One of many possible examples: My dad smsing me when we were in Swellendam, and informing me that there was a fairy sanctuary there. And sure enough, when we went looking we found said sanctuary - a quite delightful little garden filled with various figures and statues ranging from the tinkerbell-esque to garden gnomes, from fragile glass bubbles that looked like they'd burst, to gigantic squatting toads beside ponds. I was delighted! The boys (my husband and his sons) rolled their eyes and indulged me.

Or accidentally taking dirt roads on our way to Cape Town, because we were off the beaten track. And eventually finding our way back to the main roads via many little farm gates. You are so not supposed to do that in SA. It's generally considered fairly dangerous, but as it turned out, we were ok.

Or driving merrily through the Klein Karoo, and accidentally coming across
Ronnie's Sex Shop, a delightfully idiosyncratic bar in the middle of nowhere, run by one of those marvellous characters you only ever meet in the middle of nowhere on road trips. One of these days Ronnie will get his whole own post, so I won't say too much now. :)

Europe resulted in these little adventures too. Taking the road less travelled meant that we drove through many a teeny tiny towns in France. In one of these little towns we ended up having lunch at a restaurant the size of a small study, with a huge number of roadworkers. We were shoved in a corner, shared our table with French people we could barely talk to, handed a carafe of wine and fed a very high-carb meal. And you know what?

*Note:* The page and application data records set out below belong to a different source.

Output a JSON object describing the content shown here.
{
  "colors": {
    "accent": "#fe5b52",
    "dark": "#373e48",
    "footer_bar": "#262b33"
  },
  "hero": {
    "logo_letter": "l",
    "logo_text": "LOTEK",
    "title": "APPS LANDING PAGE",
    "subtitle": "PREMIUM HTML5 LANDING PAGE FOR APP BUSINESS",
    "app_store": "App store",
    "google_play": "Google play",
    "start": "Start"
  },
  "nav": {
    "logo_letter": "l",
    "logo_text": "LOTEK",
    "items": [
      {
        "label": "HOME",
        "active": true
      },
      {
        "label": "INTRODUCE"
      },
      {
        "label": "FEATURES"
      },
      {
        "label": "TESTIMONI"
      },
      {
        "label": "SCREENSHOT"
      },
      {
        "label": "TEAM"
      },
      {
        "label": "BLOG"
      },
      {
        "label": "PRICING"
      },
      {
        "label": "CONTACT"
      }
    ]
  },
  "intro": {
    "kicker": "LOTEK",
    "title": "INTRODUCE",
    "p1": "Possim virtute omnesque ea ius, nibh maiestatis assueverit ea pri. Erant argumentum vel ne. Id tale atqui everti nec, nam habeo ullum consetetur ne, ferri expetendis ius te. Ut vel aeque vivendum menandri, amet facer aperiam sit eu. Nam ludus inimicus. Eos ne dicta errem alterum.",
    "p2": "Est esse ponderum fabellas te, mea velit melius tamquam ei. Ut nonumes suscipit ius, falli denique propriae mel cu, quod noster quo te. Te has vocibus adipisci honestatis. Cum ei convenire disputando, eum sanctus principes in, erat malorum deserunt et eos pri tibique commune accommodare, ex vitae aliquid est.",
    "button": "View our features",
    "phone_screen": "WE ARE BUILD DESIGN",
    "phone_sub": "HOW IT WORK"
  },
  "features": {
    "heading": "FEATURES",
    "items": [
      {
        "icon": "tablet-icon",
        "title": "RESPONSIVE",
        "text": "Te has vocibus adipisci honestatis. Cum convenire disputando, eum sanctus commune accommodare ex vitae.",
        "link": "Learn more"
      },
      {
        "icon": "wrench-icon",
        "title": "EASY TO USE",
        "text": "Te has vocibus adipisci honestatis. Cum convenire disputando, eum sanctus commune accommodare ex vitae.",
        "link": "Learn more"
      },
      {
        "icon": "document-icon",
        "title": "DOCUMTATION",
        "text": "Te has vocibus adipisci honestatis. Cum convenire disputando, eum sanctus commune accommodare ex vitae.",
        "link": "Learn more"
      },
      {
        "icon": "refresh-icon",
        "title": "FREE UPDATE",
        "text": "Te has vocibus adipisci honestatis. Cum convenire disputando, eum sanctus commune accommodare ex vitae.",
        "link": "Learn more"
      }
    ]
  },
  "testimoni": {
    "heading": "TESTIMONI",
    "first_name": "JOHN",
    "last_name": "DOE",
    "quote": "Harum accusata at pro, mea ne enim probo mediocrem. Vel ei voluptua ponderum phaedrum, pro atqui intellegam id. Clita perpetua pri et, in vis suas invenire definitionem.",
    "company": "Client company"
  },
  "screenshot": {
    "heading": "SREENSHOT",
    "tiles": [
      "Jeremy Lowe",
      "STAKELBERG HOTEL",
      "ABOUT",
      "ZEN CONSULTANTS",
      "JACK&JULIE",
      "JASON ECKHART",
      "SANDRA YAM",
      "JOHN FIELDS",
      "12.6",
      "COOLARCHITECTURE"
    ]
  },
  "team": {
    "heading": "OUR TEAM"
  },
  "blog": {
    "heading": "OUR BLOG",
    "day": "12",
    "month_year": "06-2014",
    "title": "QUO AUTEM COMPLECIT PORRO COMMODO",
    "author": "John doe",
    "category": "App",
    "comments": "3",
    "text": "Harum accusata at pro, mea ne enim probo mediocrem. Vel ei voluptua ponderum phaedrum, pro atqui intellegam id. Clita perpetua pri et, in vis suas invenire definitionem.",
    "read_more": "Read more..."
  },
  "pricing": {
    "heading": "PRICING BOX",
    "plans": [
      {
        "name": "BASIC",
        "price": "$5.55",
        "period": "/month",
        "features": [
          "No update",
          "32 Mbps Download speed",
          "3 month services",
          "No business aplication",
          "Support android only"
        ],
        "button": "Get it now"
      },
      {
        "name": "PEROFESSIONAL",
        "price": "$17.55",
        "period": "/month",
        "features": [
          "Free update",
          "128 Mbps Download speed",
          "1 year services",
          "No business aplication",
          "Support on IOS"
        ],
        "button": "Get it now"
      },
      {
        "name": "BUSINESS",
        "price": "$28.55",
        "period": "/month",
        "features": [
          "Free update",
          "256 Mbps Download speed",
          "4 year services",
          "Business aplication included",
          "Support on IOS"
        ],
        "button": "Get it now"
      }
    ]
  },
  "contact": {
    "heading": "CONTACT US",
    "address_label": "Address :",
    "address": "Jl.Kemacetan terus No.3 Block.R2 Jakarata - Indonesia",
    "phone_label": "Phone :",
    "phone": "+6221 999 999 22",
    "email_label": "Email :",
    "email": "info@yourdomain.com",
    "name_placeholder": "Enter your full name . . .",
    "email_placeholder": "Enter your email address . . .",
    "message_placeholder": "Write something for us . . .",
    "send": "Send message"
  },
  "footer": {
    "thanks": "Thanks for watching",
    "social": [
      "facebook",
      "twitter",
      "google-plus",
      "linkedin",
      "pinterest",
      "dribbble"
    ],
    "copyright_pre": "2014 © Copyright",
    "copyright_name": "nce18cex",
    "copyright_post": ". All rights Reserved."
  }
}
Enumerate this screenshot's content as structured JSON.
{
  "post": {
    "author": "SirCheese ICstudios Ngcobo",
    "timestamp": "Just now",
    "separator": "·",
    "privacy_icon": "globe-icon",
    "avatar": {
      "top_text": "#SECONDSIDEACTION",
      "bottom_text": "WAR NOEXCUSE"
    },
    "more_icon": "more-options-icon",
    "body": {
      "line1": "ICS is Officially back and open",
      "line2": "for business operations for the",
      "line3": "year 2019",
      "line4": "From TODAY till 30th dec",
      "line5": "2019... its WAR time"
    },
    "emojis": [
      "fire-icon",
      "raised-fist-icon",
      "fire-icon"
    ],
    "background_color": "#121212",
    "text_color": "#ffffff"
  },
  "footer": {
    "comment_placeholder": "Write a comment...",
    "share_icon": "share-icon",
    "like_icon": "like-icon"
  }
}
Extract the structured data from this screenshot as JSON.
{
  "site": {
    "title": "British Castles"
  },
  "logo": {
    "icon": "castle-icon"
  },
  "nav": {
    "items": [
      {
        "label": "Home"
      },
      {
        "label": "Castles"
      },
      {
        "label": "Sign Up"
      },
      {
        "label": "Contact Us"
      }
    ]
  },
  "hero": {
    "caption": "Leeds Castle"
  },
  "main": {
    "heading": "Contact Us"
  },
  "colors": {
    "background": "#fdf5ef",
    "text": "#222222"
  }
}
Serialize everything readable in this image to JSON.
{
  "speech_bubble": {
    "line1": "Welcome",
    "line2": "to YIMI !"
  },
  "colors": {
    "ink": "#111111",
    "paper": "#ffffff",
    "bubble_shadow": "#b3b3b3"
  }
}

It was probably one of my favourite meals of the whole trip. It was so accidentally authentic. They rolled their eyes at us foreigners, stood on no ceremony whatsoever, and allowed for a fabulous people watching experience.

Short road trips can result in this sort of thing too. A and I have already stopped randomly at a restaurant in the middle of a teeny tiny peninsula village close to Dunedin. It had a lovely little courtyard, and when they said, "go on out, we'll bring the menu to you" we certainly didn't expect them to bring out the whole big whiteboard they'd written the menus on.

I am all in favour of taking the road less travelled. It's slower, but the view is always prettier than a motorway, and the food is better too.